- **WHAT TO WORK ON**
Set every entry down again exactly, omitting none.

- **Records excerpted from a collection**
-- -- --

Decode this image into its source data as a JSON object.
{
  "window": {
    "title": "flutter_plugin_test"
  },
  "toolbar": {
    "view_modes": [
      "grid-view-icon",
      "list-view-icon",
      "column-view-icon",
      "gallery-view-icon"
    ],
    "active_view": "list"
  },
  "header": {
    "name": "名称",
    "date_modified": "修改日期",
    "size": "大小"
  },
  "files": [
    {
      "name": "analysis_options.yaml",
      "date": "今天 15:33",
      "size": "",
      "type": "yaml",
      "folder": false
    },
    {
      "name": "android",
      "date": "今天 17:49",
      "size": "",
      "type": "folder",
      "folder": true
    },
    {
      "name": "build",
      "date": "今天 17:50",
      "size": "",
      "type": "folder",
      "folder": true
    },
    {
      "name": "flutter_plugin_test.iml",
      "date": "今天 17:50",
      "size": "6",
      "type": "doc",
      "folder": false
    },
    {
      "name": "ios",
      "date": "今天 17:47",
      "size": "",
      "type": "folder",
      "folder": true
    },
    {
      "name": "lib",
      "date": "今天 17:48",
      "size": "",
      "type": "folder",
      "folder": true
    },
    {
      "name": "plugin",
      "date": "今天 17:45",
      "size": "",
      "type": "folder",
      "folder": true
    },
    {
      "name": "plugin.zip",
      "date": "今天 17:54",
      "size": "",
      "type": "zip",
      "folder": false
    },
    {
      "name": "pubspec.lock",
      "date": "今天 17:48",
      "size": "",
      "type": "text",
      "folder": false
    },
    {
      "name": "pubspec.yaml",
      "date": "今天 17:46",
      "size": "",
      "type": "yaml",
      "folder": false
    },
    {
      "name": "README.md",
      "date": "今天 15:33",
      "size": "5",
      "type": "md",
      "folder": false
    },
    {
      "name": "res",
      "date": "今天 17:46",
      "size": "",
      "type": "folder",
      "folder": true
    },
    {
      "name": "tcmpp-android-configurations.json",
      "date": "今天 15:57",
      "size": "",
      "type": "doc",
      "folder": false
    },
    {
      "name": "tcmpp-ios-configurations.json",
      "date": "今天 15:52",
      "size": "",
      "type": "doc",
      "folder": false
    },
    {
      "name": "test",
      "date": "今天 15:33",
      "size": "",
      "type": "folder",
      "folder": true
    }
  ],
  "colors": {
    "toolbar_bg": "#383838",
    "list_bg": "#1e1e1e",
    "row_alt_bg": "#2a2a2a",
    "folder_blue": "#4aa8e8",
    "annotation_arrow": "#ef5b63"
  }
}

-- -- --

- **ANSWER TO THE EXERCISE**
Decode this image into its source data as a JSON object.
{
  "window": {
    "title": "flutter_plugin_test"
  },
  "toolbar": {
    "view_modes": [
      "grid-view-icon",
      "list-view-icon",
      "column-view-icon",
      "gallery-view-icon"
    ],
    "active_view": "list"
  },
  "header": {
    "name": "名称",
    "date_modified": "修改日期",
    "size": "大小"
  },
  "files": [
    {
      "name": "analysis_options.yaml",
      "date": "今天 15:33",
      "size": "",
      "type": "yaml",
      "folder": false
    },
    {
      "name": "android",
      "date": "今天 17:49",
      "size": "",
      "type": "folder",
      "folder": true
    },
    {
      "name": "build",
      "date": "今天 17:50",
      "size": "",
      "type": "folder",
      "folder": true
    },
    {
      "name": "flutter_plugin_test.iml",
      "date": "今天 17:50",
      "size": "6",
      "type": "doc",
      "folder": false
    },
    {
      "name": "ios",
      "date": "今天 17:47",
      "size": "",
      "type": "folder",
      "folder": true
    },
    {
      "name": "lib",
      "date": "今天 17:48",
      "size": "",
      "type": "folder",
      "folder": true
    },
    {
      "name": "plugin",
      "date": "今天 17:45",
      "size": "",
      "type": "folder",
      "folder": true
    },
    {
      "name": "plugin.zip",
      "date": "今天 17:54",
      "size": "",
      "type": "zip",
      "folder": false
    },
    {
      "name": "pubspec.lock",
      "date": "今天 17:48",
      "size": "",
      "type": "text",
      "folder": false
    },
    {
      "name": "pubspec.yaml",
      "date": "今天 17:46",
      "size": "",
      "type": "yaml",
      "folder": false
    },
    {
      "name": "README.md",
      "date": "今天 15:33",
      "size": "5",
      "type": "md",
      "folder": false
    },
    {
      "name": "res",
      "date": "今天 17:46",
      "size": "",
      "type": "folder",
      "folder": true
    },
    {
      "name": "tcmpp-android-configurations.json",
      "date": "今天 15:57",
      "size": "",
      "type": "doc",
      "folder": false
    },
    {
      "name": "tcmpp-ios-configurations.json",
      "date": "今天 15:52",
      "size": "",
      "type": "doc",
      "folder": false
    },
    {
      "name": "test",
      "date": "今天 15:33",
      "size": "",
      "type": "folder",
      "folder": true
    }
  ],
  "colors": {
    "toolbar_bg": "#383838",
    "list_bg": "#1e1e1e",
    "row_alt_bg": "#2a2a2a",
    "folder_blue": "#4aa8e8",
    "annotation_arrow": "#ef5b63"
  }
}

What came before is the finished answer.